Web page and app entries
##############################
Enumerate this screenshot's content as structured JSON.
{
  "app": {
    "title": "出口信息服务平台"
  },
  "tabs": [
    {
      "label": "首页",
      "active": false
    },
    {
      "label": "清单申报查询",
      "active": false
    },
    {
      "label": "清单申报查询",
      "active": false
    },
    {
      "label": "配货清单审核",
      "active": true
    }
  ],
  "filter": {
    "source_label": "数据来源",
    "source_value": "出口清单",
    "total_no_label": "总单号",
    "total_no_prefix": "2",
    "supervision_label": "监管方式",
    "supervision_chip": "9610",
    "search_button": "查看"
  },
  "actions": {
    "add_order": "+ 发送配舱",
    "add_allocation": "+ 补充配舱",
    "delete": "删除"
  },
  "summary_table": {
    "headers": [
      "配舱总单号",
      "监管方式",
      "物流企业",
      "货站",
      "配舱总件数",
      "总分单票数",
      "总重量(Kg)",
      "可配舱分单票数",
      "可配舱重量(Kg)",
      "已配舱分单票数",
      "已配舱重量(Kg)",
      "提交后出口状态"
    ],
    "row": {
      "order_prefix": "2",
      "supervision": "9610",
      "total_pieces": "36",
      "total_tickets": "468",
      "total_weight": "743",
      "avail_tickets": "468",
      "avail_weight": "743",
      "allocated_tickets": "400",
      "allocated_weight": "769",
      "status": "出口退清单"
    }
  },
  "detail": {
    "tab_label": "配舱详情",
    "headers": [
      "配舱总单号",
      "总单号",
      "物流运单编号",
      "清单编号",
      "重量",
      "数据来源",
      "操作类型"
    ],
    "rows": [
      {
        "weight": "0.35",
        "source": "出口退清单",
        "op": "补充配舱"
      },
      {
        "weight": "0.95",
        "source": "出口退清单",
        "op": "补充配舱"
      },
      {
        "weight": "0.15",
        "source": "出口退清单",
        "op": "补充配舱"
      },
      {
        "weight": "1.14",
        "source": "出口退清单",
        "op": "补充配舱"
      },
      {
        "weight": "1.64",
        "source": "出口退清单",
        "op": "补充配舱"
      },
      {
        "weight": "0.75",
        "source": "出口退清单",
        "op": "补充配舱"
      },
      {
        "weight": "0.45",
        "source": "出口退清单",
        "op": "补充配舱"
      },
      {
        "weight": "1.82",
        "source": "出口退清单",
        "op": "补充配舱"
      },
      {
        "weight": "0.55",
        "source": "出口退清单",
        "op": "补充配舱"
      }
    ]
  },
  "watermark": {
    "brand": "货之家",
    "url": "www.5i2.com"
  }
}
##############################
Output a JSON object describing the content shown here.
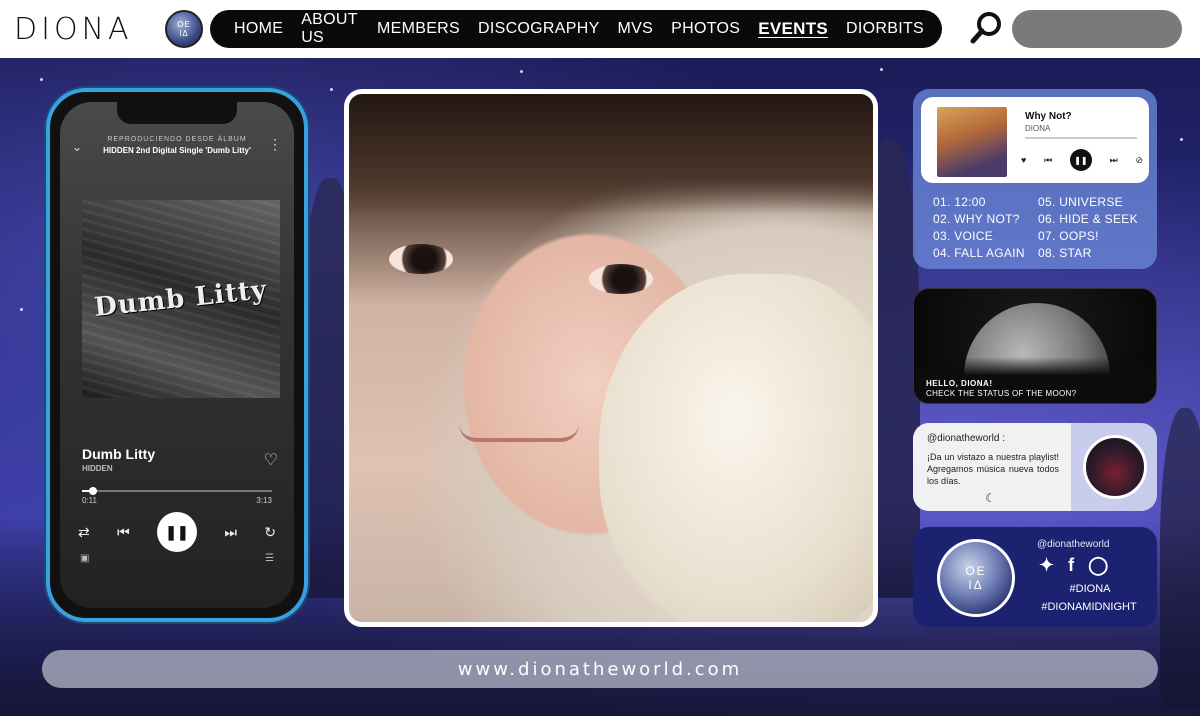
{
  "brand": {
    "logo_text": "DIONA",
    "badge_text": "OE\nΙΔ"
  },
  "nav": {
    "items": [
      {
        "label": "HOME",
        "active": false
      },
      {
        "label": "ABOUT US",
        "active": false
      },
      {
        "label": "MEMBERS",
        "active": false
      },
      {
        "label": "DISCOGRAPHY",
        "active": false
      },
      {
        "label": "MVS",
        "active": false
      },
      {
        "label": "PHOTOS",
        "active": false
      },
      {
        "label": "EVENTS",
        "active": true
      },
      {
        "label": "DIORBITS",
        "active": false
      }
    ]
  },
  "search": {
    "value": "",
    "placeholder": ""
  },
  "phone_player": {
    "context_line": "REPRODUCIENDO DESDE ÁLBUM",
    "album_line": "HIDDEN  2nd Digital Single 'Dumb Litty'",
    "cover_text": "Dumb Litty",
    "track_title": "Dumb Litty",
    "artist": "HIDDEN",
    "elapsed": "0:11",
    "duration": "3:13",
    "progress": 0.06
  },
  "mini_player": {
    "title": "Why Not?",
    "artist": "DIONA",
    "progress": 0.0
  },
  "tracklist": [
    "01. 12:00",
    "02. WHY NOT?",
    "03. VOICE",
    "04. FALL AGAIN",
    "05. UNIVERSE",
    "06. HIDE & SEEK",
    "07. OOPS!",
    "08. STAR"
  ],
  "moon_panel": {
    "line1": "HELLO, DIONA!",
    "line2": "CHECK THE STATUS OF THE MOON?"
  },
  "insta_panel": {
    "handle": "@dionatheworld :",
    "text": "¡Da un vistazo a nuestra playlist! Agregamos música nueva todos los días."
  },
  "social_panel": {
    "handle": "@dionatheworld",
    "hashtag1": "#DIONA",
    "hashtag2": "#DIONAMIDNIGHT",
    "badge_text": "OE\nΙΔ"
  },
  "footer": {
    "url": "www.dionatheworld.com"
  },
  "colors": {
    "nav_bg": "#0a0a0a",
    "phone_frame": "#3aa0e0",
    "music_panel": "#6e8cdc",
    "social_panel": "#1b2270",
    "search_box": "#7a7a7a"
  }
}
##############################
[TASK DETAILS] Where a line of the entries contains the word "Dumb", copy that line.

[RESPONSE BOX]
    "album_line": "HIDDEN  2nd Digital Single 'Dumb Litty'",
    "cover_text": "Dumb Litty",
    "track_title": "Dumb Litty",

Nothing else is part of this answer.